# [Task material]

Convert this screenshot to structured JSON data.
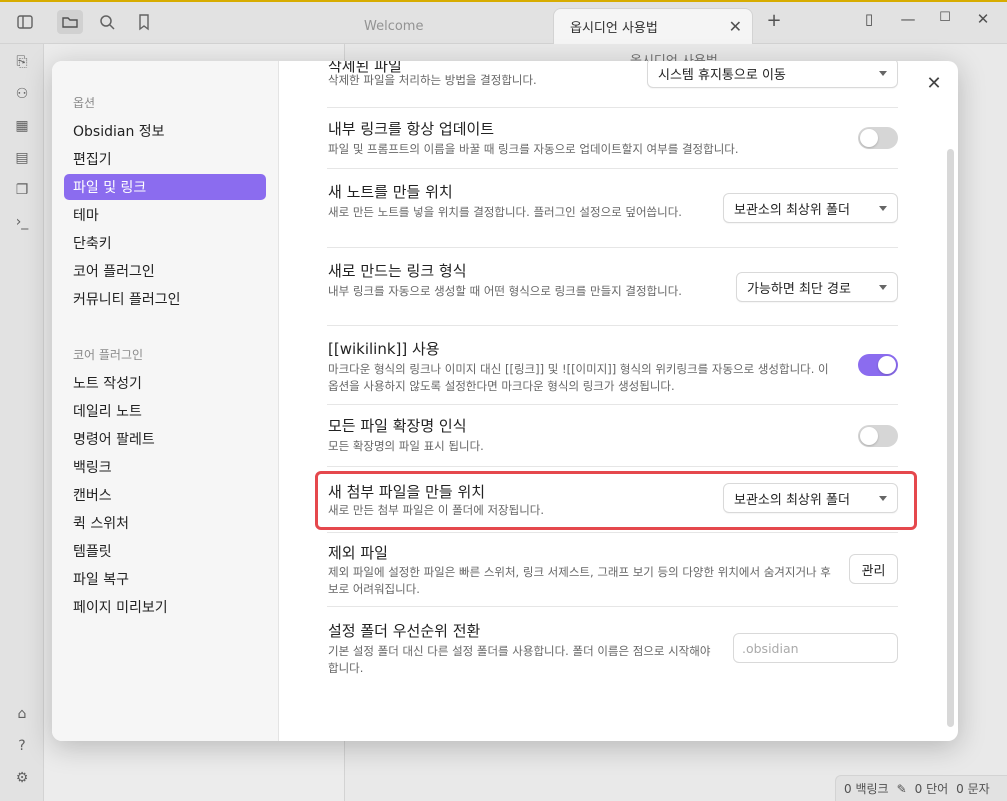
{
  "titlebar": {
    "tabs": [
      {
        "label": "Welcome"
      },
      {
        "label": "옵시디언 사용법"
      }
    ],
    "doc_title": "옵시디언 사용법"
  },
  "statusbar": {
    "backlinks": "0 백링크",
    "words": "0 단어",
    "chars": "0 문자"
  },
  "sidebar": {
    "section_options": "옵션",
    "options": [
      {
        "label": "Obsidian 정보"
      },
      {
        "label": "편집기"
      },
      {
        "label": "파일 및 링크"
      },
      {
        "label": "테마"
      },
      {
        "label": "단축키"
      },
      {
        "label": "코어 플러그인"
      },
      {
        "label": "커뮤니티 플러그인"
      }
    ],
    "section_core": "코어 플러그인",
    "core": [
      {
        "label": "노트 작성기"
      },
      {
        "label": "데일리 노트"
      },
      {
        "label": "명령어 팔레트"
      },
      {
        "label": "백링크"
      },
      {
        "label": "캔버스"
      },
      {
        "label": "퀵 스위처"
      },
      {
        "label": "템플릿"
      },
      {
        "label": "파일 복구"
      },
      {
        "label": "페이지 미리보기"
      }
    ]
  },
  "settings": {
    "deleted": {
      "name": "삭제된 파일",
      "desc": "삭제한 파일을 처리하는 방법을 결정합니다.",
      "value": "시스템 휴지통으로 이동"
    },
    "update_links": {
      "name": "내부 링크를 항상 업데이트",
      "desc": "파일 및 프롬프트의 이름을 바꿀 때 링크를 자동으로 업데이트할지 여부를 결정합니다.",
      "enabled": false
    },
    "new_note": {
      "name": "새 노트를 만들 위치",
      "desc": "새로 만든 노트를 넣을 위치를 결정합니다. 플러그인 설정으로 덮어씁니다.",
      "value": "보관소의 최상위 폴더"
    },
    "link_format": {
      "name": "새로 만드는 링크 형식",
      "desc": "내부 링크를 자동으로 생성할 때 어떤 형식으로 링크를 만들지 결정합니다.",
      "value": "가능하면 최단 경로"
    },
    "wikilink": {
      "name": "[[wikilink]] 사용",
      "desc": "마크다운 형식의 링크나 이미지 대신 [[링크]] 및 ![[이미지]] 형식의 위키링크를 자동으로 생성합니다. 이 옵션을 사용하지 않도록 설정한다면 마크다운 형식의 링크가 생성됩니다.",
      "enabled": true
    },
    "all_ext": {
      "name": "모든 파일 확장명 인식",
      "desc": "모든 확장명의 파일 표시 됩니다.",
      "enabled": false
    },
    "attachment": {
      "name": "새 첨부 파일을 만들 위치",
      "desc": "새로 만든 첨부 파일은 이 폴더에 저장됩니다.",
      "value": "보관소의 최상위 폴더"
    },
    "excluded": {
      "name": "제외 파일",
      "desc": "제외 파일에 설정한 파일은 빠른 스위처, 링크 서제스트, 그래프 보기 등의 다양한 위치에서 숨겨지거나 후보로 어려워집니다.",
      "button": "관리"
    },
    "config_folder": {
      "name": "설정 폴더 우선순위 전환",
      "desc": "기본 설정 폴더 대신 다른 설정 폴더를 사용합니다. 폴더 이름은 점으로 시작해야 합니다.",
      "placeholder": ".obsidian"
    }
  },
  "colors": {
    "accent": "#8b6cef",
    "highlight": "#e5484d"
  }
}
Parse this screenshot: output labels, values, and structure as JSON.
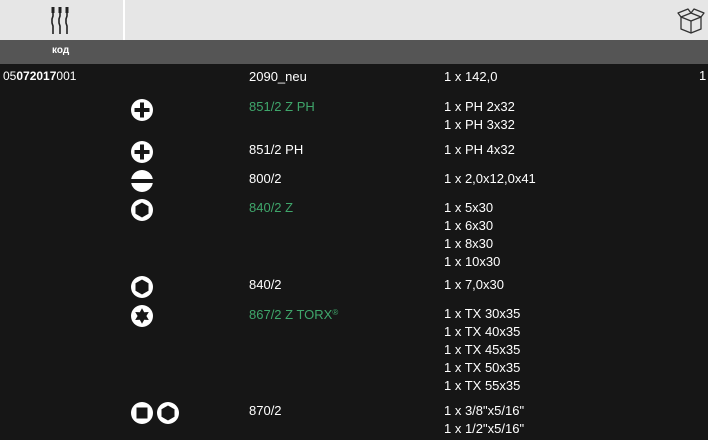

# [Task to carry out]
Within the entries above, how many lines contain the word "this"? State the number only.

# [Answer]
2